I was on the phone recently with someone who abhors the idea of giving gifts, saying "I'll just buy myself what I want." This woman is without any religious persuasion. Without much thought, I said, "but have you ever thought of what is does in the giver's heart to ponder a gift for you, to think of your likes and dislikes, to think of something that might make you smile? Maybe that's the purpose of all this giving, the softness that comes in our own hearts."
I thought of this over the weekend as I lamented what I perceived to be the excess. And then I wondered if I was right in my quick retort to my friend. Maybe the greater good is what happened to my mom as she worked a second job to purchase all these gifts. Maybe God was at work in my dad as he worked overtime on a fire engine as his back spasmed all day long to pay for these gifts. While I want to kick and scream and hand back even my most treasured gifts so that my precious family doesn't have to work so hard, I have to wonder if there is more at work here. Do I need to trust that while my desire for simplicity is indeed very good, is what is happening in the hearts of our generous, giving family the greater good?

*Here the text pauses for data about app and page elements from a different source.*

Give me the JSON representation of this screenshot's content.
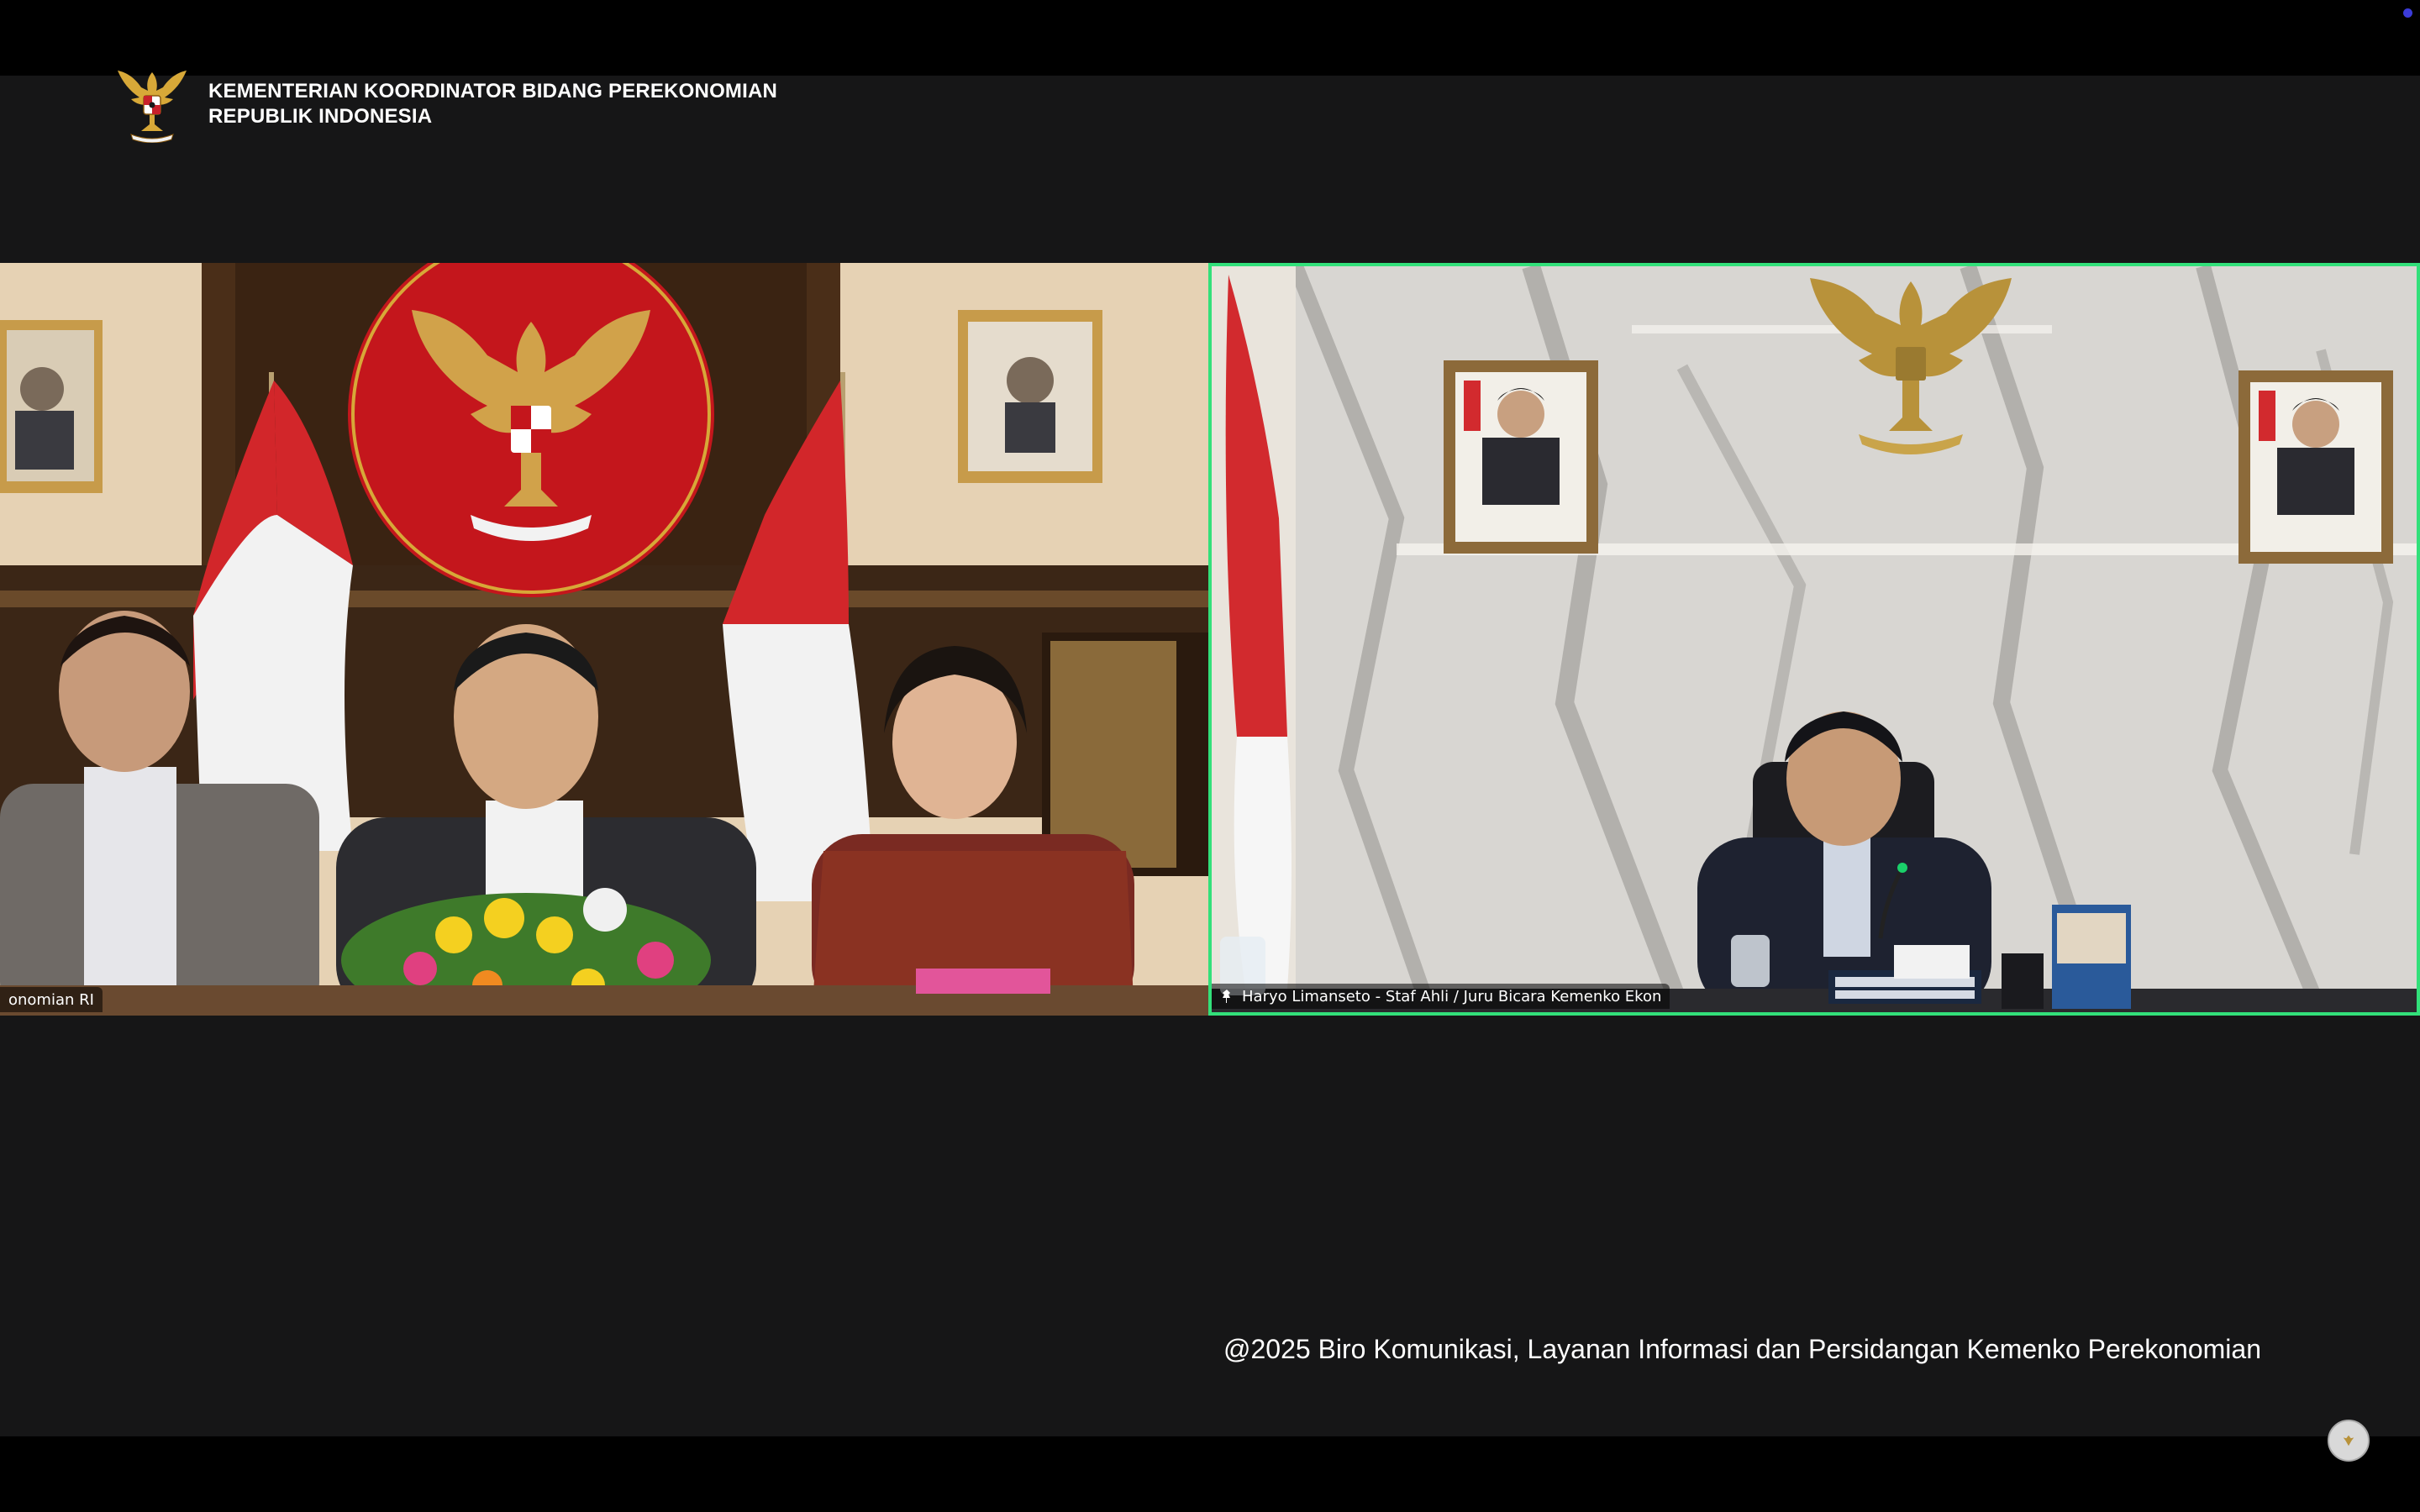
{
  "header": {
    "org_line_1": "KEMENTERIAN KOORDINATOR BIDANG PEREKONOMIAN",
    "org_line_2": "REPUBLIK INDONESIA",
    "emblem_icon": "garuda-emblem-icon"
  },
  "participants": [
    {
      "name_label": "onomian RI",
      "active_speaker": false
    },
    {
      "name_label": "Haryo Limanseto - Staf Ahli / Juru Bicara Kemenko Ekon",
      "active_speaker": true,
      "pin_icon": "pin-icon"
    }
  ],
  "footer": {
    "caption": "@2025 Biro Komunikasi, Layanan Informasi dan Persidangan Kemenko Perekonomian"
  },
  "colors": {
    "background": "#161617",
    "letterbox": "#000000",
    "active_speaker_border": "#32e07a",
    "text": "#ffffff"
  }
}
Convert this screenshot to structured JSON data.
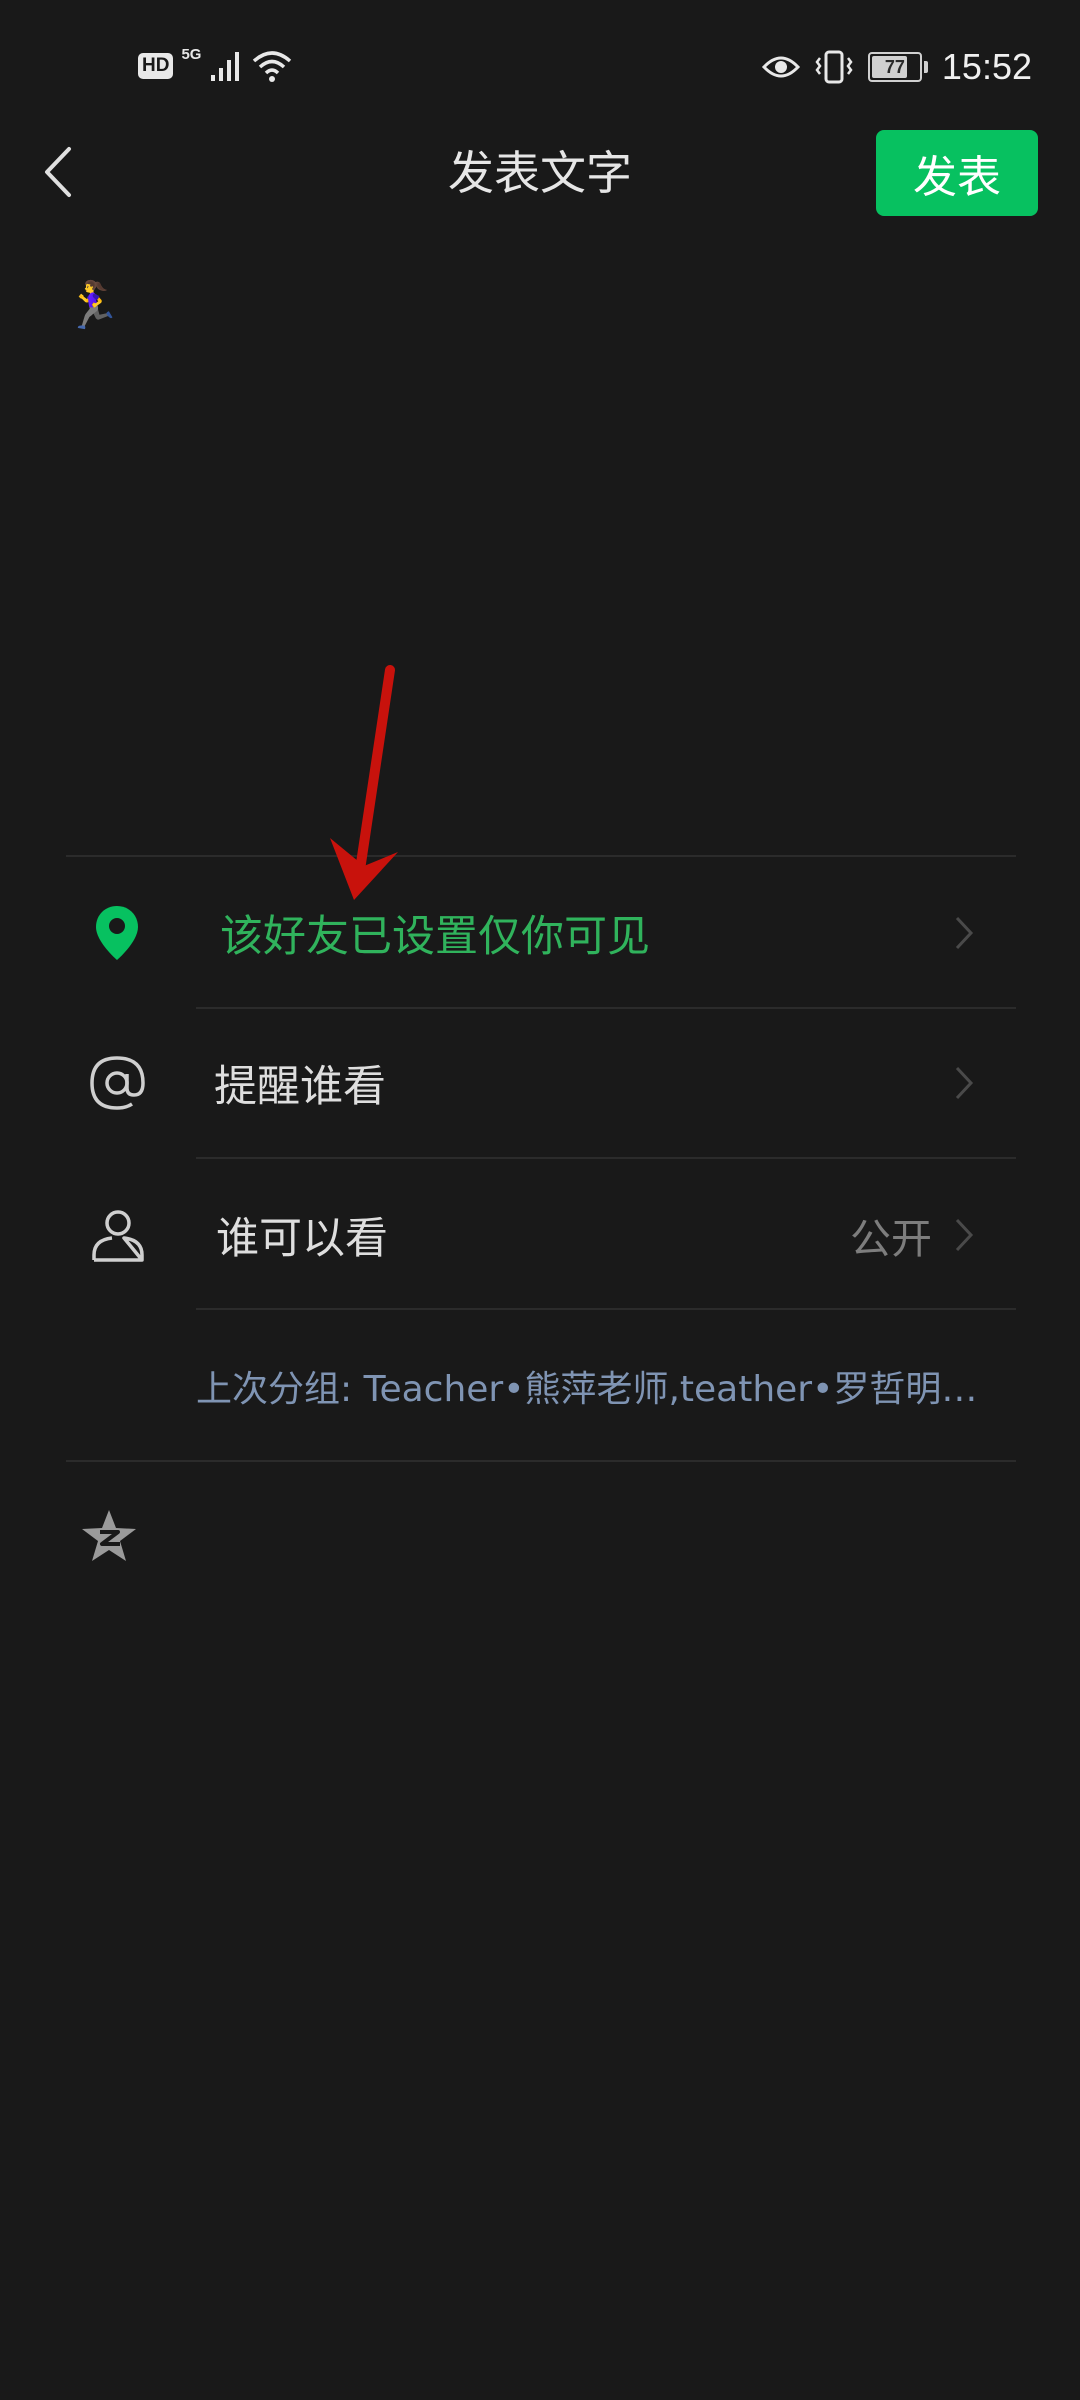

This Christmas also brought some heavy sorrow to our family. Someone we all love dearly is walking a journey I pray I never walk and living with a shattered heart. Watching it was nothing short of brutal. During time spent talking with this sweet one, I wanted to spout off every single thing I learned about counseling and the stages of grief and healthy coping mechanisms (and very predictably did spout off as much as I could.) At one point during the weekend, there was a heated discussion in which I made some good, valid points. But the result was still very bad. After all had been hugged out and forgiven, I had to wonder. Despite my desire for this person to walk the path of the least pain, was the greater good what he will learn while walking that path? Or was the greater good even that I might have to practice one of the very tenets of the faith I profess, that of forgiveness? My mom so lovingly said to me, "Keri, even though you were right, you were wrong." I was wrong because I couldn't (wouldn't?) see the hand of God in all of this. I was trying to, by my own power, orchestrate a resolution. You'd think by now I'd realize how that usually turns out.
As I reflect on this blessed holiday, I can think of so many other areas where a greater good could prevail. While I attempted to corral my wild child during 95% of Christmas Eve Mass, did I make an elderly lady smile, remembering her days as a literal shepherd? Did I make another mom feel less like an awful parent because I too was trying to keep my kid from tipping over the holy water? While I thought of all the effort my in-laws put into hauling rocking chairs to Atlanta and the expense of that for a retired couple, will those chairs help me rock babies for years to come or be the site of heart to hearts with my husband?
This Christmas season was full of love and joy and giving and pain and sacrifice and hurt. But at every juncture, I can see where luscious fruit may grow. Maybe the greater good in every bit of it is that God is at work and by letting even the bad play out, He has the space to do HIS will.